::: SUPPLIED INFORMATION

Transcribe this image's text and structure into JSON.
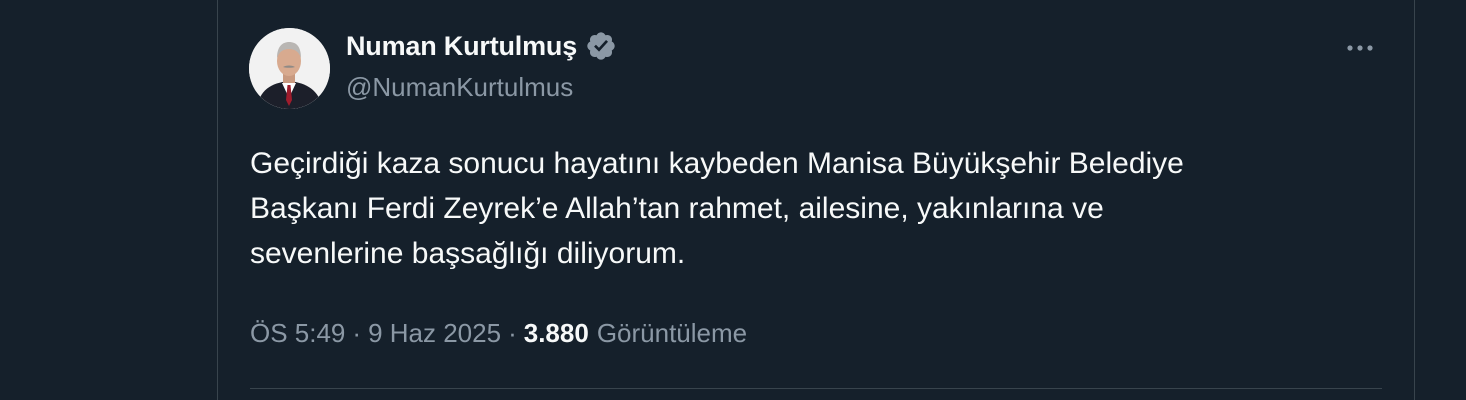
{
  "author": {
    "display_name": "Numan Kurtulmuş",
    "handle": "@NumanKurtulmus",
    "verified": true,
    "verified_badge_color": "#8b98a5",
    "avatar_icon": "profile-photo"
  },
  "more_icon": "more-options-icon",
  "tweet": {
    "lines": [
      "Geçirdiği kaza sonucu hayatını kaybeden Manisa Büyükşehir Belediye",
      "Başkanı Ferdi Zeyrek’e Allah’tan rahmet, ailesine, yakınlarına ve",
      "sevenlerine başsağlığı diliyorum."
    ]
  },
  "meta": {
    "time": "ÖS 5:49",
    "separator": "·",
    "date": "9 Haz 2025",
    "views_count": "3.880",
    "views_label": "Görüntüleme"
  },
  "colors": {
    "background": "#15202b",
    "text_primary": "#f7f9f9",
    "text_secondary": "#8b98a5",
    "border": "#38444d"
  }
}
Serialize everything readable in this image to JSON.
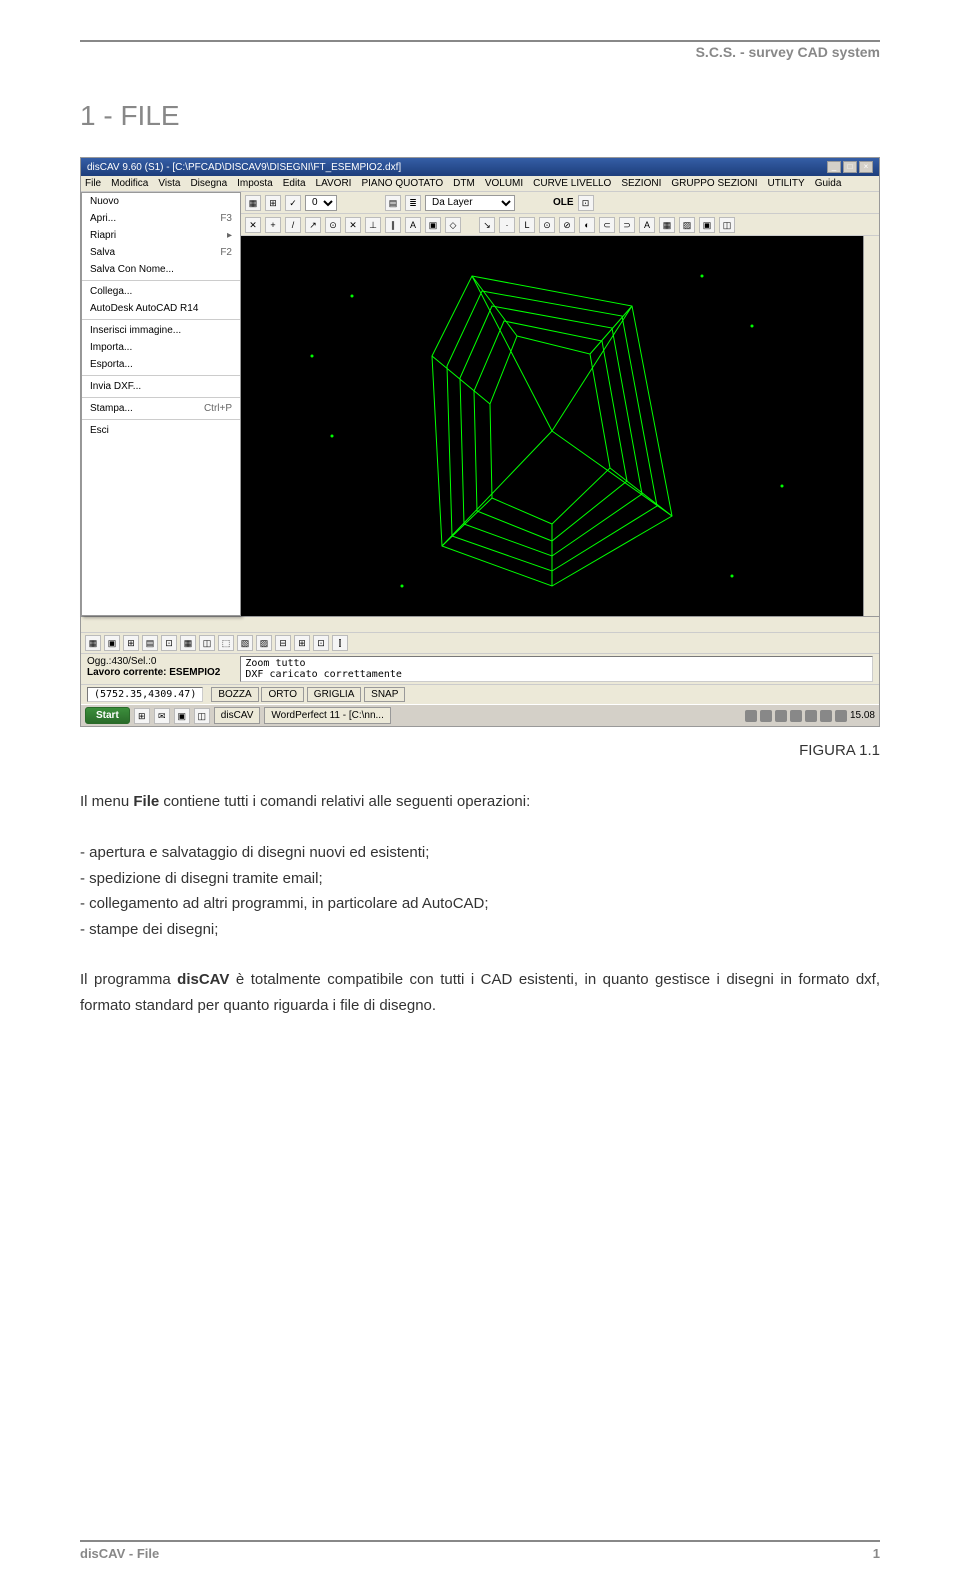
{
  "header": "S.C.S. - survey CAD system",
  "section_title": "1 - FILE",
  "figure_label": "FIGURA 1.1",
  "app": {
    "title": "disCAV 9.60 (S1) - [C:\\PFCAD\\DISCAV9\\DISEGNI\\FT_ESEMPIO2.dxf]",
    "menubar": [
      "File",
      "Modifica",
      "Vista",
      "Disegna",
      "Imposta",
      "Edita",
      "LAVORI",
      "PIANO QUOTATO",
      "DTM",
      "VOLUMI",
      "CURVE LIVELLO",
      "SEZIONI",
      "GRUPPO SEZIONI",
      "UTILITY",
      "Guida"
    ],
    "filemenu": [
      {
        "label": "Nuovo",
        "sc": ""
      },
      {
        "label": "Apri...",
        "sc": "F3"
      },
      {
        "label": "Riapri",
        "sc": "▸"
      },
      {
        "label": "Salva",
        "sc": "F2"
      },
      {
        "label": "Salva Con Nome...",
        "sc": ""
      },
      {
        "sep": true
      },
      {
        "label": "Collega...",
        "sc": ""
      },
      {
        "label": "AutoDesk AutoCAD R14",
        "sc": ""
      },
      {
        "sep": true
      },
      {
        "label": "Inserisci immagine...",
        "sc": ""
      },
      {
        "label": "Importa...",
        "sc": ""
      },
      {
        "label": "Esporta...",
        "sc": ""
      },
      {
        "sep": true
      },
      {
        "label": "Invia DXF...",
        "sc": ""
      },
      {
        "sep": true
      },
      {
        "label": "Stampa...",
        "sc": "Ctrl+P"
      },
      {
        "sep": true
      },
      {
        "label": "Esci",
        "sc": ""
      }
    ],
    "layer_value": "0",
    "dalayer_value": "Da Layer",
    "ole_label": "OLE",
    "status_ogg": "Ogg.:430/Sel.:0",
    "status_lavoro": "Lavoro corrente: ESEMPIO2",
    "status_msg1": "Zoom tutto",
    "status_msg2": "DXF caricato correttamente",
    "coords": "(5752.35,4309.47)",
    "modes": [
      "BOZZA",
      "ORTO",
      "GRIGLIA",
      "SNAP"
    ],
    "taskbar": {
      "start": "Start",
      "apps": [
        "disCAV",
        "WordPerfect 11 - [C:\\nn..."
      ],
      "time": "15.08"
    }
  },
  "para1_intro": "Il menu File contiene tutti i comandi relativi alle seguenti operazioni:",
  "bullets": [
    "apertura e salvataggio di disegni nuovi ed esistenti;",
    "spedizione di disegni tramite email;",
    "collegamento ad altri programmi, in particolare ad AutoCAD;",
    "stampe dei disegni;"
  ],
  "para2_a": "Il programma ",
  "para2_b": "disCAV",
  "para2_c": " è totalmente compatibile con tutti i CAD esistenti, in quanto gestisce i disegni in formato dxf, formato standard per quanto riguarda i file di disegno.",
  "footer_left_a": "disCAV",
  "footer_left_b": " - File",
  "footer_right": "1"
}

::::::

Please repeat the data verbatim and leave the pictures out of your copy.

Transcribe this image's text and structure into JSON.
{
  "author": {
    "display_name": "Numan Kurtulmuş",
    "handle": "@NumanKurtulmus",
    "verified": true,
    "verified_badge_color": "#8b98a5",
    "avatar_icon": "profile-photo"
  },
  "more_icon": "more-options-icon",
  "tweet": {
    "lines": [
      "Geçirdiği kaza sonucu hayatını kaybeden Manisa Büyükşehir Belediye",
      "Başkanı Ferdi Zeyrek’e Allah’tan rahmet, ailesine, yakınlarına ve",
      "sevenlerine başsağlığı diliyorum."
    ]
  },
  "meta": {
    "time": "ÖS 5:49",
    "separator": "·",
    "date": "9 Haz 2025",
    "views_count": "3.880",
    "views_label": "Görüntüleme"
  },
  "colors": {
    "background": "#15202b",
    "text_primary": "#f7f9f9",
    "text_secondary": "#8b98a5",
    "border": "#38444d"
  }
}
Serialize everything readable in this image to JSON.
{
  "header": "S.C.S. - survey CAD system",
  "section_title": "1 - FILE",
  "figure_label": "FIGURA 1.1",
  "app": {
    "title": "disCAV 9.60 (S1) - [C:\\PFCAD\\DISCAV9\\DISEGNI\\FT_ESEMPIO2.dxf]",
    "menubar": [
      "File",
      "Modifica",
      "Vista",
      "Disegna",
      "Imposta",
      "Edita",
      "LAVORI",
      "PIANO QUOTATO",
      "DTM",
      "VOLUMI",
      "CURVE LIVELLO",
      "SEZIONI",
      "GRUPPO SEZIONI",
      "UTILITY",
      "Guida"
    ],
    "filemenu": [
      {
        "label": "Nuovo",
        "sc": ""
      },
      {
        "label": "Apri...",
        "sc": "F3"
      },
      {
        "label": "Riapri",
        "sc": "▸"
      },
      {
        "label": "Salva",
        "sc": "F2"
      },
      {
        "label": "Salva Con Nome...",
        "sc": ""
      },
      {
        "sep": true
      },
      {
        "label": "Collega...",
        "sc": ""
      },
      {
        "label": "AutoDesk AutoCAD R14",
        "sc": ""
      },
      {
        "sep": true
      },
      {
        "label": "Inserisci immagine...",
        "sc": ""
      },
      {
        "label": "Importa...",
        "sc": ""
      },
      {
        "label": "Esporta...",
        "sc": ""
      },
      {
        "sep": true
      },
      {
        "label": "Invia DXF...",
        "sc": ""
      },
      {
        "sep": true
      },
      {
        "label": "Stampa...",
        "sc": "Ctrl+P"
      },
      {
        "sep": true
      },
      {
        "label": "Esci",
        "sc": ""
      }
    ],
    "layer_value": "0",
    "dalayer_value": "Da Layer",
    "ole_label": "OLE",
    "status_ogg": "Ogg.:430/Sel.:0",
    "status_lavoro": "Lavoro corrente: ESEMPIO2",
    "status_msg1": "Zoom tutto",
    "status_msg2": "DXF caricato correttamente",
    "coords": "(5752.35,4309.47)",
    "modes": [
      "BOZZA",
      "ORTO",
      "GRIGLIA",
      "SNAP"
    ],
    "taskbar": {
      "start": "Start",
      "apps": [
        "disCAV",
        "WordPerfect 11 - [C:\\nn..."
      ],
      "time": "15.08"
    }
  },
  "para1_intro": "Il menu File contiene tutti i comandi relativi alle seguenti operazioni:",
  "bullets": [
    "apertura e salvataggio di disegni nuovi ed esistenti;",
    "spedizione di disegni tramite email;",
    "collegamento ad altri programmi, in particolare ad AutoCAD;",
    "stampe dei disegni;"
  ],
  "para2_a": "Il programma ",
  "para2_b": "disCAV",
  "para2_c": " è totalmente compatibile con tutti i CAD esistenti, in quanto gestisce i disegni in formato dxf, formato standard per quanto riguarda i file di disegno.",
  "footer_left_a": "disCAV",
  "footer_left_b": " - File",
  "footer_right": "1"
}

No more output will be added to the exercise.